Lower death toll shows 'farm safety focus paying off'
The farm toll is falling with 10 fewer deaths recorded in 2012-13 than in the previous year.
Fatal accidents on farms dropped from 31 deaths in 2008-09 until climbing again to 29 deaths in 2011-12, but fell away sharply last season to 19 deaths.
The declining toll is a result of greater efforts to improve workplace safety, says Federated Farmers. Fewer farm deaths in an industry which experiences more fatalities than many other workplaces was confirmed by both WorkSafe NZ and ACC.
Federated Farmers health and safety spokeswoman Jeanette Maxwell said the drop in fatalities since 2008 showed efforts to make the farm workplace safer were working.
More farmers were using health and safety plans on farms and buying into workplace drug and alcohol policies, she said.
"With fatalities trending down from the use of active education, communication, and a growing awareness that mental and physical health are also key to reduced fatalities, farmers will be in good stead when the new regulations come to fore."
On-farm fatalities for the Christmas and New Year period had declined from four deaths on pastoral farms in 2009-10 to one in 2013-14. The months of December and January are a high risk period for farmers as they are often tired and do not go on holiday until late January and have more distractions from visitors in between harvesting, drafting and continuing with milking.
The annual statistics for new claims of on-farm deaths by ACC takes in all fatalities on lifestyle blocks and horticulture properties as well as pastoral farms. New claims received for fatalities have gone from 31 in 2008-09 to 19 in 2012-13.
Farming is considered riskier work than many other workplaces because farmers work in isolation with heavy farm machinery and stock often in steep terrain and during bad weather. Depression and isolation can add to the risk. There is no distinction between farm deaths and suicides in the ACC or WorkSafe statistics. Older farmers feature more in death statistics than younger farmers despite their experience and a theory is their familiarity with the land and machinery can lead to complacency.
Maxwell said the work by Federated Farmers, ACC, the Department of Labour, WorkSafe, FarmSafe and other organisations was starting to pay off with greater awareness of health and safety on farms.

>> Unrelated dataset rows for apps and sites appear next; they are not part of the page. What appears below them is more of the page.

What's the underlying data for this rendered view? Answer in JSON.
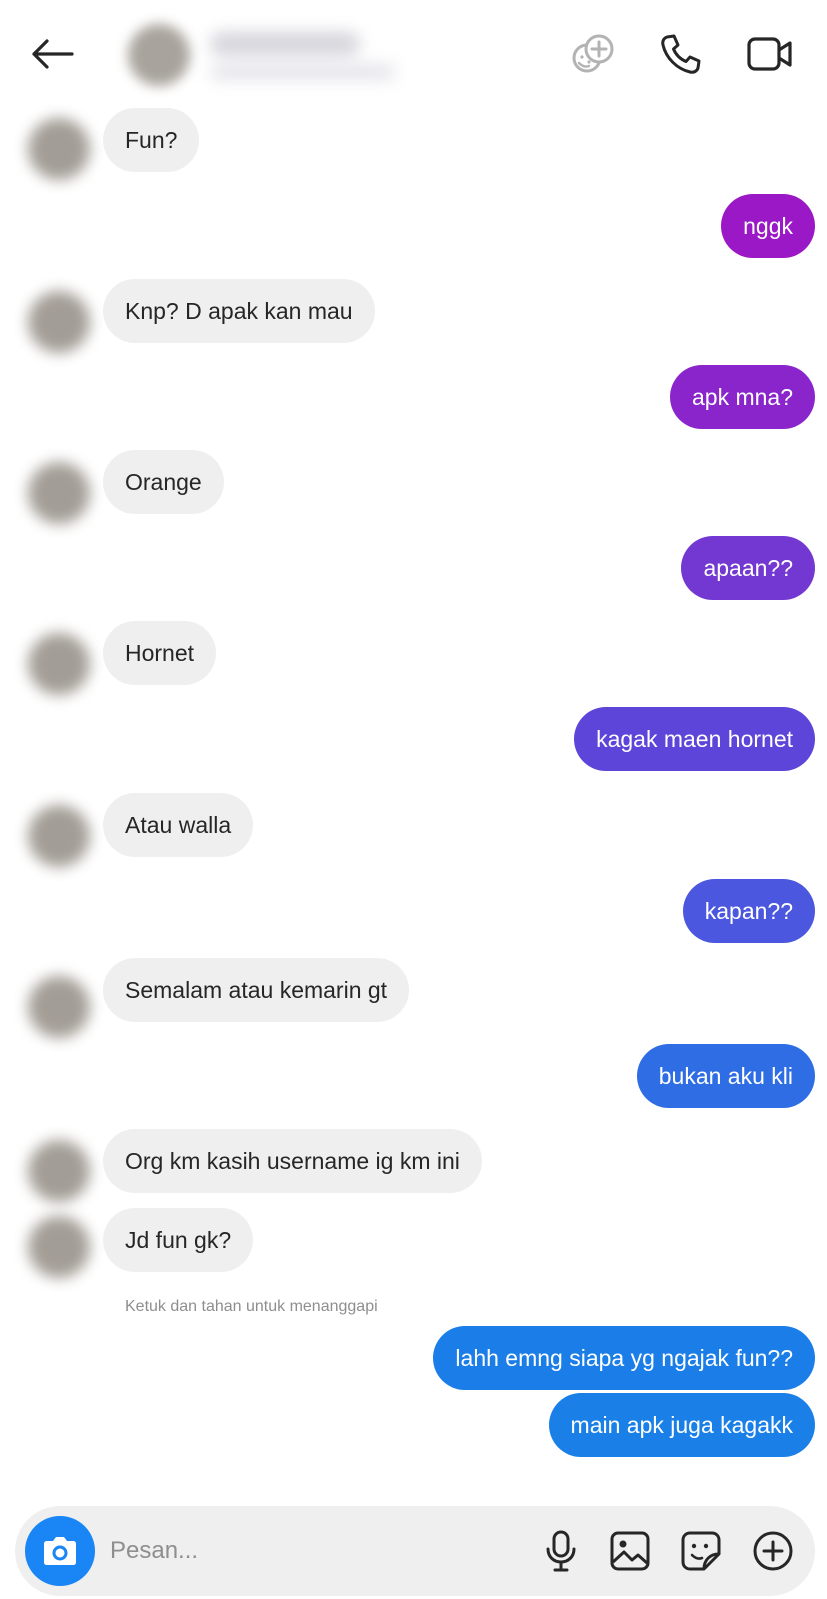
{
  "header": {
    "contact_name": "",
    "icons": [
      "back-arrow-icon",
      "effects-icon",
      "phone-call-icon",
      "video-call-icon"
    ]
  },
  "messages": [
    {
      "side": "in",
      "text": "Fun?"
    },
    {
      "side": "out",
      "text": "nggk",
      "color": "#9a18c6"
    },
    {
      "side": "in",
      "text": "Knp? D apak kan mau"
    },
    {
      "side": "out",
      "text": "apk mna?",
      "color": "#8a25cc"
    },
    {
      "side": "in",
      "text": "Orange"
    },
    {
      "side": "out",
      "text": "apaan??",
      "color": "#7438d2"
    },
    {
      "side": "in",
      "text": "Hornet"
    },
    {
      "side": "out",
      "text": "kagak maen hornet",
      "color": "#5c45d8"
    },
    {
      "side": "in",
      "text": "Atau walla"
    },
    {
      "side": "out",
      "text": "kapan??",
      "color": "#4a57de"
    },
    {
      "side": "in",
      "text": "Semalam atau kemarin gt"
    },
    {
      "side": "out",
      "text": "bukan aku kli",
      "color": "#2e6de4"
    },
    {
      "side": "in",
      "text": "Org km kasih username ig km ini"
    },
    {
      "side": "in",
      "text": "Jd fun gk?"
    },
    {
      "side": "out",
      "text": "lahh emng siapa yg ngajak fun??",
      "color": "#1a7de8"
    },
    {
      "side": "out",
      "text": "main apk juga kagakk",
      "color": "#1a80e8"
    }
  ],
  "hint_text": "Ketuk dan tahan untuk menanggapi",
  "composer": {
    "placeholder": "Pesan...",
    "camera_color": "#1a85f4",
    "icons": [
      "camera-icon",
      "microphone-icon",
      "gallery-icon",
      "sticker-icon",
      "plus-icon"
    ]
  }
}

"Whilst no fatality is acceptable, what we are seeing is a culture change from the hard work of the agricultural industry and its stakeholders. Just like improving our water quality, these things take time. These statistics show we are well on our way to getting it right and I would like to thank everyone who has worked with us and alongside us to improve health and safety on farm."